Twenty years ago, it was a common assumption in Japan that, programming languages being non-human languages anyway, English was the "proper" context language for all programming. The assumptions was so strong and ingrained that I was never able to sell my idea for a pre-processor for C that would allow the use of Japanese symbols, using headers that would contain suitable mappings between Japanese and English based variable, function, and macro names.Ten years ago, Japanese people who used the internet could (more or less) read English, and Latinized (romaji) spellings of Japanese used in urls didn't cause many problems either.
I think I have identified several reasons for that attitude.
One, of course, is that programmers tended to be not overly worried just by the mere sight of stuff that isn't their native language. (Not to say that they are all in love with the English language, just that they are not immediately threatened by discrete foreign symbols.)
Another is that it is (perversely) comfortable for them (and us, too) to isolate the entire technical context from their (our) day-to-day world. And English based symbols helps the isolation when English is not your native language.

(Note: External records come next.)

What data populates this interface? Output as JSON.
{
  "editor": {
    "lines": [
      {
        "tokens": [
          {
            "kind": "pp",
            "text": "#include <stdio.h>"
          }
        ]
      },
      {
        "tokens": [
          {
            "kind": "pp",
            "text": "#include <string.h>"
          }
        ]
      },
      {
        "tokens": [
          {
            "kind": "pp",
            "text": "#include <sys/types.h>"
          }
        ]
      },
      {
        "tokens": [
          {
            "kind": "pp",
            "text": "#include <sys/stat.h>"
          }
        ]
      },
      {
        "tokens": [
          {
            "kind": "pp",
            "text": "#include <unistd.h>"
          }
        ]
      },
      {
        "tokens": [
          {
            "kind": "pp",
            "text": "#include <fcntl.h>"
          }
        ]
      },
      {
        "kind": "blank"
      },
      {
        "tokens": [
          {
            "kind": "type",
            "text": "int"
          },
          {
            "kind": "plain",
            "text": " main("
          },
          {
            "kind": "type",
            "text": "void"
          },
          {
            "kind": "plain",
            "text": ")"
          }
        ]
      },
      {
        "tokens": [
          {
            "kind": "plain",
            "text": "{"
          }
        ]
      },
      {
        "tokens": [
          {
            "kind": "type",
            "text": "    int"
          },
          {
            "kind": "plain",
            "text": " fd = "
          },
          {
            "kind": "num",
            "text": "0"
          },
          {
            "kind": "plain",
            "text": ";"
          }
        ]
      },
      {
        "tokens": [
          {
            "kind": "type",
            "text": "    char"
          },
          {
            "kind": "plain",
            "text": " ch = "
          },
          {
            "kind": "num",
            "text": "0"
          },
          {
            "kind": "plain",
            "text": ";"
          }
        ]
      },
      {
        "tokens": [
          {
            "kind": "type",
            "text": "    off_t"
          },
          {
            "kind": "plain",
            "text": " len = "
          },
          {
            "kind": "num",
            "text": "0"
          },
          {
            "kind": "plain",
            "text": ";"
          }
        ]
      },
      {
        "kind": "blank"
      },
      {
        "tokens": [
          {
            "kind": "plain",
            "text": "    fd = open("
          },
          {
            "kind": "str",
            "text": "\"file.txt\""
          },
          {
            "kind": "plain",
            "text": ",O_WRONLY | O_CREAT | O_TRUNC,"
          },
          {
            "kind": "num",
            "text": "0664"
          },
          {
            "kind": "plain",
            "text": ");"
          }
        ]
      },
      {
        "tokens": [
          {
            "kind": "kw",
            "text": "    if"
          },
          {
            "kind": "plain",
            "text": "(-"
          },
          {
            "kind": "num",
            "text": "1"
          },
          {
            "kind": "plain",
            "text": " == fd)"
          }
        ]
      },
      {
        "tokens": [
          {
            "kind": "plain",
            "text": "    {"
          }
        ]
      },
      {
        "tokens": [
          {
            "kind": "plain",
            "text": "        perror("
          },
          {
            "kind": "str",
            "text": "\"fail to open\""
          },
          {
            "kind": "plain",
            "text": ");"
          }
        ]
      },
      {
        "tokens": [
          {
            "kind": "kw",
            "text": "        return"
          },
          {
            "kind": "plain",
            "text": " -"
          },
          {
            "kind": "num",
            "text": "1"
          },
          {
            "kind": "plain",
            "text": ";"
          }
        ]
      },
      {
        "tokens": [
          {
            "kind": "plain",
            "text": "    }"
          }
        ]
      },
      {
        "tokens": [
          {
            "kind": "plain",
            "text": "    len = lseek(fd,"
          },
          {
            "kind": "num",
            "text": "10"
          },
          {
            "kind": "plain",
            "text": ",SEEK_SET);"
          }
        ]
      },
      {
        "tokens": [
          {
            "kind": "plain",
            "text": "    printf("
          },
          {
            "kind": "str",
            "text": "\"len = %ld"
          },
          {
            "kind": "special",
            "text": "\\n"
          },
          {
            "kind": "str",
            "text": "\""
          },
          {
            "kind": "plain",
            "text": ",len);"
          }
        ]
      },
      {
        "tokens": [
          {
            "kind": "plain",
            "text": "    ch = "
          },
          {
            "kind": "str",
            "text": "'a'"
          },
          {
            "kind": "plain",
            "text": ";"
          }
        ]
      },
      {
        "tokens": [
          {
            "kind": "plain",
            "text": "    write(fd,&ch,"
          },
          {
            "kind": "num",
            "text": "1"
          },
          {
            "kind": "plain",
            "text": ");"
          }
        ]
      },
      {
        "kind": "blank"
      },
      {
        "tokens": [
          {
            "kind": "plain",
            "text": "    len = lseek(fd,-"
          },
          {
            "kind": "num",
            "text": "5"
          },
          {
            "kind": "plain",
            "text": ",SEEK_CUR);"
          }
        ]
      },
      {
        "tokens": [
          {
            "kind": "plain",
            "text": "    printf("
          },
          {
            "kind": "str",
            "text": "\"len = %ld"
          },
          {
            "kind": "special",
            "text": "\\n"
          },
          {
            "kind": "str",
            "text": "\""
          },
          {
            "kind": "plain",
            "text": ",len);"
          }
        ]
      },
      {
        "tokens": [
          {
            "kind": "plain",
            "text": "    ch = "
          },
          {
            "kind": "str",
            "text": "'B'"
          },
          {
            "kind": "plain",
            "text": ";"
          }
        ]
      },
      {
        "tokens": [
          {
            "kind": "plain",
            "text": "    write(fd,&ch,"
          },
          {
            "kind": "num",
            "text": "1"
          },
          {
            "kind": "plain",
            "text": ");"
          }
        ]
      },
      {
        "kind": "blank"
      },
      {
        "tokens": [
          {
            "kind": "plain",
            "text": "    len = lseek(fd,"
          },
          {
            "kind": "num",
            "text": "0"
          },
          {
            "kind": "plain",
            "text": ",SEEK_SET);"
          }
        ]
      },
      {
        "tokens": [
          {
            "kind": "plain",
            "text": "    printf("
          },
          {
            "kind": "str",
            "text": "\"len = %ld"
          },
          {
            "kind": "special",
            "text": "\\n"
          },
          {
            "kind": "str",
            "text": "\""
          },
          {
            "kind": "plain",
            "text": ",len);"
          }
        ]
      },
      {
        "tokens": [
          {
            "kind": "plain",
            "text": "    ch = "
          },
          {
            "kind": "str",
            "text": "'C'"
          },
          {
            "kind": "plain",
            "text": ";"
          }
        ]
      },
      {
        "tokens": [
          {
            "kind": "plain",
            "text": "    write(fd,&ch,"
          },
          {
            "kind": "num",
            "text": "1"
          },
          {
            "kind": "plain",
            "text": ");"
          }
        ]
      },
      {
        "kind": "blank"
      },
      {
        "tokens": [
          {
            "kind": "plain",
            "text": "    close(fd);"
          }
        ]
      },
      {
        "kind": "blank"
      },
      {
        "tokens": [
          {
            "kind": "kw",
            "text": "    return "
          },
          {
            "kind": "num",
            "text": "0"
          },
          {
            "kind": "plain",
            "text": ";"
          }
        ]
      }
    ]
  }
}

Yeah, that's what I do for a living these days.These days, ordinary Japanese people use the internet, and the latin basic set urls are just as meaningless as telephone numbers to them. Less, perhaps. (Yeah, they get force-fed English in primary grades, but that doesn't mean it is even comfortable for them to "read" -- and comprehend -- new combinations of romaji.)
(Not much of a living, and, even though I enjoy the work, I have to either change jobs or ask my poor wife to take full-time work. No money in it, no way to certify and get the same pay package that people born in Japan get. Without the bonuses, insurance, Japanese version of tenure, retirement plans, etc., no way to support even just two children through high school. You AET/ALTs who think you want to marry someone Japanese, be warned. You will have to find some other way to make a living, usually just when you get to where you can actually do the AET/ALT job reasonably well.)
Well, I try to avoid the force-feeding approach, but some of the students just aren't ready or interested. There are more teachers like me these days, who can make English less threatening, less of a trial and tribulation, more interesting, more fun. But we each have differing abilities to reach students, and there will always be at least one or two in ten who will not like English. No surprise, there, since even in the US there are students who don't like English.
Heh. I didn't like English in the primary grades. Not until my junior year in high school.
At any rate, the role of Japanese in URLs is not exactly limited to syntactic sugar.
Katakana is a kind of box-character phonetic writing system. These days it is primarily used for foreign (borrowed) words and emphasis. Kind of like italics are used in English. Hiragana, on the other hand, is more of a cursive phonetic writing system.On the other hand, simply allowing Kanji to be used in urls is going to create as many problems as it solves. It would be almost easy to fold hiragana and katakana, but not even possible to fold kanji and kana. As a result, the ads you see in trains tend to show the katakana or hiragana for a company's name in a search box, with the search button being clicked.
The two sets of characters are almost corollary, but native Japanese doesn't have certain sounds that are common in some languages, so there are a few characters (voiced "u", for instance) that exist in the katakana but not in the hiragana.
(I personally would like to research a reformed kana syllabary where all the permutations exist in both sets, but that sort of thing is definitely not in the standard Japanese character sets at this point.)
Just an aside, the roles of katakana and hiragana relative to foreign words sort of reversed before World War One and reversed back after WW II, in the processes of standardization.
And, lest we forget kanji, almost every kanji has more than one pronunciation. And almost every pronunciation that can be mapped to a kanji or a string of kanji has more than one mapping. Endemic one-to-one.
That's such an important rule. It's founded in mathematics, or, at least, provable with advanced mathematics. So many wars and other social problems could be avoided and/or solved if we would all postpone our efforts to solve other people's problems until after we had solved our own.As Paul points out, we should solve our problems in the local context first, since it's the one we best understand, and the one we probably need most to work in.
Not talking about helping other people, taking about trying to solve their problems for them.
APIs -- Application Programming Interfaces. These are the methods and definitions that a program module presents to the outside world, the interface by which the outside world "uses" or interacts with the module.And then we try to figure out how to get things working in a broader context, and at some point we have to resort to a layer of translations (a human version of an API, perhaps?).
Mechanical, as in a context-free grammar or a state machine, with simple, straightforward rules that can generally be analyzed in a finite amount of time.And our minds tend to handle so much of this so well, that it's often a surprise how much detail you have to add to mechanical rules.
This is the realm of the real world, unprovable systems that we use because, even though they are not proven, they seem to work.And then there are problems that you just have to leave unsolved (and hope something works out), like the issues with Japanese in urls. And that's when there are no bugs.
Which is a long rant, just to say that, no matter how hard we try, the real world is never going to match our ideals.
I'm not saying we should give up on our ideals. But we do need a certain amount of flexibility to get along in the real world, including the flexibility to sometimes refine or even re-define our ideals.
The real world will always have plenty of problems to present us.